**WHAT TO WORK ON:**
Reproduce each record below in full, word for word, without images.
START THE INPUT
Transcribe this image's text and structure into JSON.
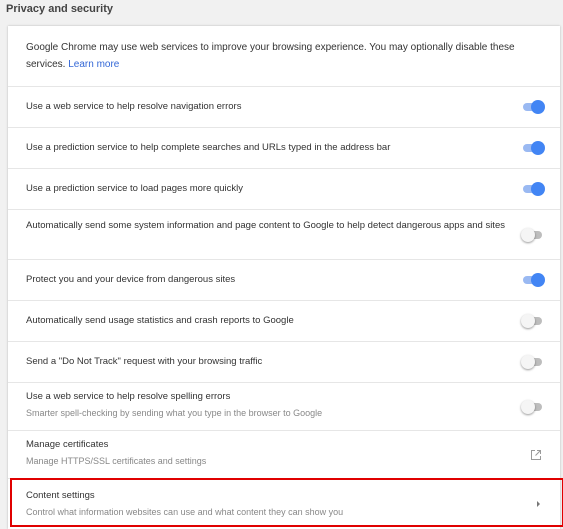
{
  "section": {
    "title": "Privacy and security"
  },
  "intro": {
    "text": "Google Chrome may use web services to improve your browsing experience. You may optionally disable these services.",
    "link": "Learn more"
  },
  "settings": [
    {
      "label": "Use a web service to help resolve navigation errors",
      "enabled": true
    },
    {
      "label": "Use a prediction service to help complete searches and URLs typed in the address bar",
      "enabled": true
    },
    {
      "label": "Use a prediction service to load pages more quickly",
      "enabled": true
    },
    {
      "label": "Automatically send some system information and page content to Google to help detect dangerous apps and sites",
      "enabled": false
    },
    {
      "label": "Protect you and your device from dangerous sites",
      "enabled": true
    },
    {
      "label": "Automatically send usage statistics and crash reports to Google",
      "enabled": false
    },
    {
      "label": "Send a \"Do Not Track\" request with your browsing traffic",
      "enabled": false
    },
    {
      "label": "Use a web service to help resolve spelling errors",
      "sub": "Smarter spell-checking by sending what you type in the browser to Google",
      "enabled": false
    }
  ],
  "manage_certificates": {
    "label": "Manage certificates",
    "sub": "Manage HTTPS/SSL certificates and settings",
    "icon": "external-link-icon"
  },
  "content_settings": {
    "label": "Content settings",
    "sub": "Control what information websites can use and what content they can show you",
    "icon": "chevron-right-icon"
  },
  "colors": {
    "accent": "#4285f4",
    "highlight": "#e00000"
  }
}
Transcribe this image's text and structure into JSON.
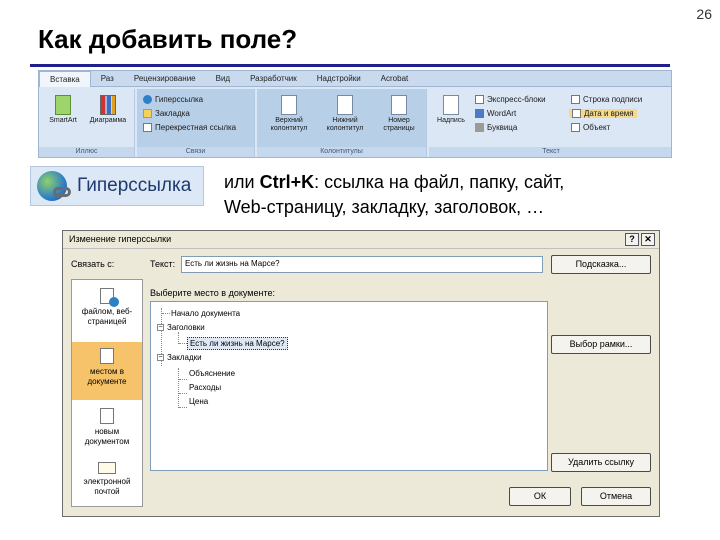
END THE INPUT
**RESULT OF THE EXERCISE:**
Transcribe this image's text and structure into JSON.
{
  "section": {
    "title": "Privacy and security"
  },
  "intro": {
    "text": "Google Chrome may use web services to improve your browsing experience. You may optionally disable these services.",
    "link": "Learn more"
  },
  "settings": [
    {
      "label": "Use a web service to help resolve navigation errors",
      "enabled": true
    },
    {
      "label": "Use a prediction service to help complete searches and URLs typed in the address bar",
      "enabled": true
    },
    {
      "label": "Use a prediction service to load pages more quickly",
      "enabled": true
    },
    {
      "label": "Automatically send some system information and page content to Google to help detect dangerous apps and sites",
      "enabled": false
    },
    {
      "label": "Protect you and your device from dangerous sites",
      "enabled": true
    },
    {
      "label": "Automatically send usage statistics and crash reports to Google",
      "enabled": false
    },
    {
      "label": "Send a \"Do Not Track\" request with your browsing traffic",
      "enabled": false
    },
    {
      "label": "Use a web service to help resolve spelling errors",
      "sub": "Smarter spell-checking by sending what you type in the browser to Google",
      "enabled": false
    }
  ],
  "manage_certificates": {
    "label": "Manage certificates",
    "sub": "Manage HTTPS/SSL certificates and settings",
    "icon": "external-link-icon"
  },
  "content_settings": {
    "label": "Content settings",
    "sub": "Control what information websites can use and what content they can show you",
    "icon": "chevron-right-icon"
  },
  "colors": {
    "accent": "#4285f4",
    "highlight": "#e00000"
  }
}
Transcribe this image's text and structure into JSON.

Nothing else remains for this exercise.